The university also hosted cozier viewing parties at the Marvin Center, and community members gathered all over the city to hold their own. Columbian College student Corey Schroer watched the ceremony and parade from an apartment overlooking the parade route—an apartment belonging to his former professor, who invited Mr. Schroer and his classmates from her fall semester seminar to share her front-row seats.

Viewers of the inaugural parade, in D.C. and at home, also saw individual GW student stories highlighted in campus signage, Union Station billboards and other visible venues—including a television spot that aired on select channels.

And at GW’s Inaugural Ball—a quadrennial tradition since 1993, and the nation’s only major university inaugural ball—students, staff and faculty members took a break from the pressures of the new semester to get glamorous. The black-tie event, held on Monday night at the Omni Shoreham hotel, was so highly anticipated that it sold out all 5,500 tickets on Election Day.

Mr. Maxim said he was glad that GW held its own ball and that it could accommodate so many people, especially since there were fewer opportunities to attend “official” galas than there were in 2009.

“A lot of GW students come here because they want to have a seat up close to politics,” he said. “If there hadn’t been a separate ball for GW, a lot of students who had a great time last night would’ve missed out.”

Master's student Maria Schwartzman called the ball “a once-in-a-lifetime experience, and a fun way to celebrate living in D.C. during an inaugural year!”

“The students had a great time at the ball, and they deserved it—their exuberance and enthusiasm make GW what it is,” said Michael Peller, assistant vice president for events and venues. “It was a great end to a great day in Washington, D.C.”

GW students also shared their personal inaugural experiences on Twitter, Facebook and other platforms with the hashtag #GWInaugural as part of the university’s social media contest. Nearly 300 people registered, producing 13,218 tweets—more than 2,000 on Inauguration Day alone—and 285 Instagram photos.

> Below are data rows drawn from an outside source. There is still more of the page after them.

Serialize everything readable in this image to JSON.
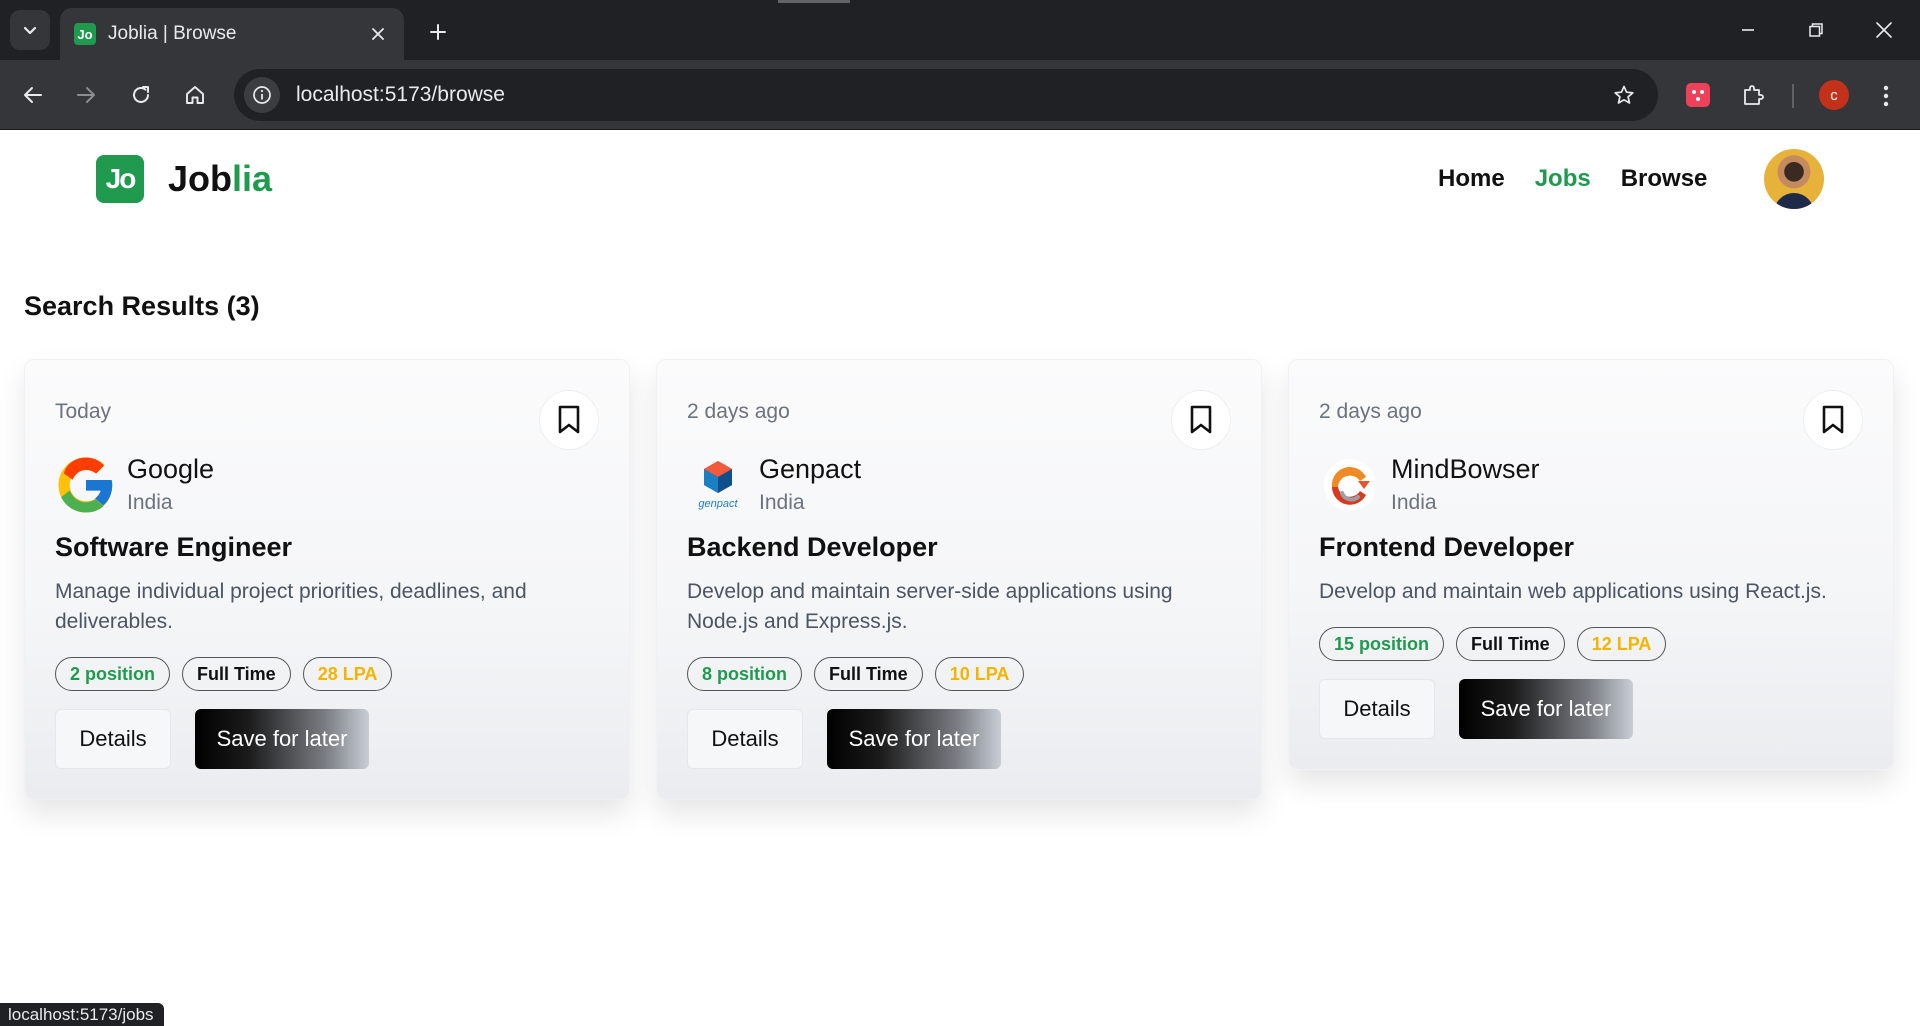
{
  "browser": {
    "tab_title": "Joblia | Browse",
    "favicon_text": "Jo",
    "url": "localhost:5173/browse",
    "profile_initial": "c",
    "status_url": "localhost:5173/jobs"
  },
  "header": {
    "logo_text": "Jo",
    "brand_prefix": "Job",
    "brand_suffix": "lia",
    "nav": [
      {
        "label": "Home",
        "active": false
      },
      {
        "label": "Jobs",
        "active": true
      },
      {
        "label": "Browse",
        "active": false
      }
    ]
  },
  "results": {
    "title": "Search Results (3)"
  },
  "jobs": [
    {
      "posted": "Today",
      "company": "Google",
      "location": "India",
      "title": "Software Engineer",
      "description": "Manage individual project priorities, deadlines, and deliverables.",
      "positions": "2 position",
      "job_type": "Full Time",
      "salary": "28 LPA",
      "details_label": "Details",
      "save_label": "Save for later",
      "logo": "google-logo"
    },
    {
      "posted": "2 days ago",
      "company": "Genpact",
      "location": "India",
      "title": "Backend Developer",
      "description": "Develop and maintain server-side applications using Node.js and Express.js.",
      "positions": "8 position",
      "job_type": "Full Time",
      "salary": "10 LPA",
      "details_label": "Details",
      "save_label": "Save for later",
      "logo": "genpact-logo",
      "logo_text": "genpact"
    },
    {
      "posted": "2 days ago",
      "company": "MindBowser",
      "location": "India",
      "title": "Frontend Developer",
      "description": "Develop and maintain web applications using React.js.",
      "positions": "15 position",
      "job_type": "Full Time",
      "salary": "12 LPA",
      "details_label": "Details",
      "save_label": "Save for later",
      "logo": "mindbowser-logo"
    }
  ],
  "colors": {
    "brand_green": "#1f9a4f",
    "salary_gold": "#f4b400",
    "chrome_dark": "#202124",
    "chrome_toolbar": "#35363a"
  }
}
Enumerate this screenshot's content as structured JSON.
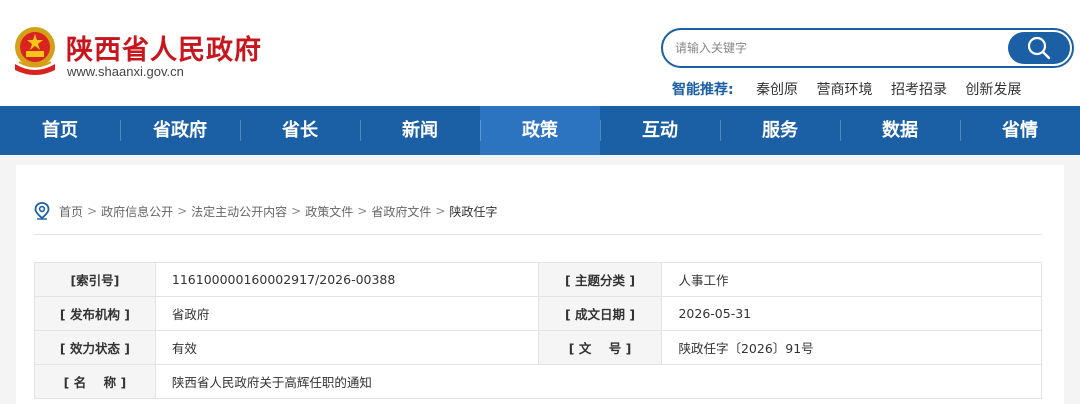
{
  "header": {
    "site_title": "陕西省人民政府",
    "site_url": "www.shaanxi.gov.cn",
    "search_placeholder": "请输入关键字",
    "recommend_label": "智能推荐:",
    "recommend_links": [
      "秦创原",
      "营商环境",
      "招考招录",
      "创新发展"
    ]
  },
  "nav": {
    "items": [
      "首页",
      "省政府",
      "省长",
      "新闻",
      "政策",
      "互动",
      "服务",
      "数据",
      "省情"
    ],
    "active": "政策"
  },
  "breadcrumb": [
    "首页",
    "政府信息公开",
    "法定主动公开内容",
    "政策文件",
    "省政府文件",
    "陕政任字"
  ],
  "breadcrumb_sep": ">",
  "meta": {
    "index_label": "[索引号]",
    "index_value": "116100000160002917/2026-00388",
    "topic_label": "[ 主题分类 ]",
    "topic_value": "人事工作",
    "issuer_label": "[ 发布机构 ]",
    "issuer_value": "省政府",
    "date_label": "[ 成文日期 ]",
    "date_value": "2026-05-31",
    "status_label": "[ 效力状态 ]",
    "status_value": "有效",
    "docno_label": "[ 文    号 ]",
    "docno_value": "陕政任字〔2026〕91号",
    "name_label": "[ 名    称 ]",
    "name_value": "陕西省人民政府关于高辉任职的通知"
  },
  "colors": {
    "brand_blue": "#1b5fa5",
    "nav_active": "#2d74c0",
    "title_red": "#c8161d"
  },
  "icons": [
    "national-emblem-icon",
    "search-icon",
    "location-pin-icon"
  ]
}
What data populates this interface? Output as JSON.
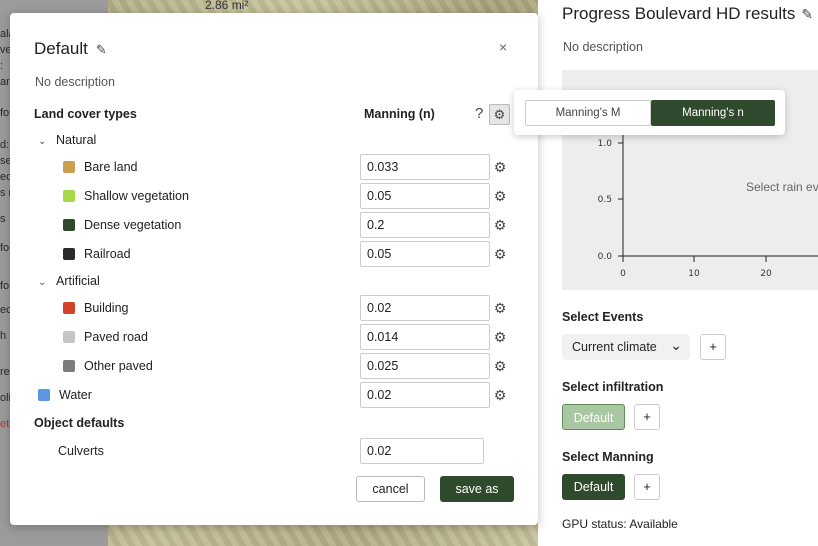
{
  "background": {
    "area_label": "2.86 mi²",
    "left_fragments": [
      "ala",
      "vec",
      ":",
      "arp",
      "for",
      "d:",
      "se",
      "edit",
      "s r",
      "s",
      "for",
      "for",
      "ec",
      "h",
      "re",
      "olic",
      "ete"
    ]
  },
  "right_panel": {
    "title": "Progress Boulevard HD results",
    "description": "No description",
    "chart": {
      "message": "Select rain ev",
      "y_ticks": [
        "1.0",
        "0.5",
        "0.0"
      ],
      "x_ticks": [
        "0",
        "10",
        "20"
      ]
    },
    "select_events": {
      "label": "Select Events",
      "dropdown_value": "Current climate",
      "add": "+"
    },
    "select_infiltration": {
      "label": "Select infiltration",
      "button": "Default",
      "add": "+"
    },
    "select_manning": {
      "label": "Select Manning",
      "button": "Default",
      "add": "+"
    },
    "gpu_status": "GPU status: Available"
  },
  "modal": {
    "title": "Default",
    "close": "×",
    "description": "No description",
    "header_land_cover": "Land cover types",
    "header_manning": "Manning (n)",
    "help": "?",
    "groups": [
      {
        "name": "Natural",
        "items": [
          {
            "label": "Bare land",
            "value": "0.033",
            "color": "#c9a052"
          },
          {
            "label": "Shallow vegetation",
            "value": "0.05",
            "color": "#a8d84a"
          },
          {
            "label": "Dense vegetation",
            "value": "0.2",
            "color": "#2e4a2a"
          },
          {
            "label": "Railroad",
            "value": "0.05",
            "color": "#2b2b2b"
          }
        ]
      },
      {
        "name": "Artificial",
        "items": [
          {
            "label": "Building",
            "value": "0.02",
            "color": "#d2432a"
          },
          {
            "label": "Paved road",
            "value": "0.014",
            "color": "#c6c6c6"
          },
          {
            "label": "Other paved",
            "value": "0.025",
            "color": "#7d7d7d"
          }
        ]
      }
    ],
    "water": {
      "label": "Water",
      "value": "0.02",
      "color": "#5c95e6"
    },
    "object_defaults": "Object defaults",
    "culverts": {
      "label": "Culverts",
      "value": "0.02"
    },
    "cancel": "cancel",
    "save_as": "save as"
  },
  "popover": {
    "option_m": "Manning's M",
    "option_n": "Manning's n"
  },
  "colors": {
    "accent": "#2f4a2c",
    "accent_light": "#a9c7a2"
  }
}
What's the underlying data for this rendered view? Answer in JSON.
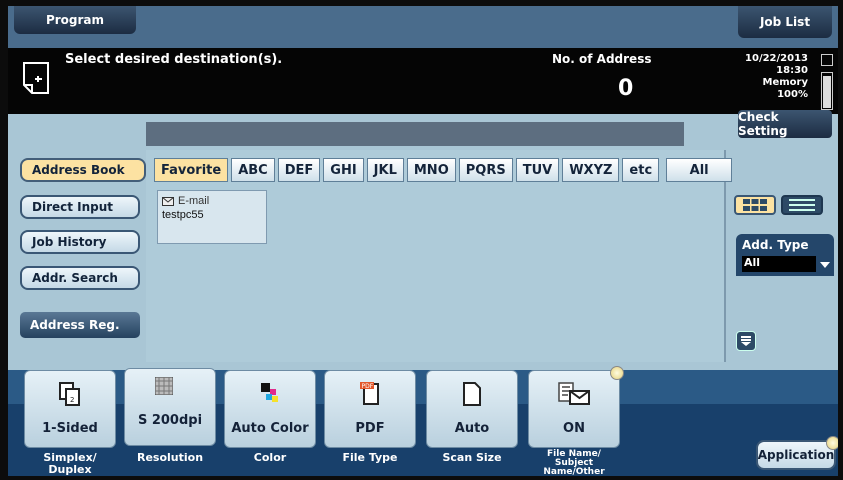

“Where I come from, this kind of stuff doesn’t happen,” said Mr. Schroer, of Plymouth, Minn. “So just the whole atmosphere, the motorcades, the speeches, all the people—even going though the security checkpoints—was exciting. That’s something that doesn’t happen everywhere or every day.”

2013 Presidential Inauguration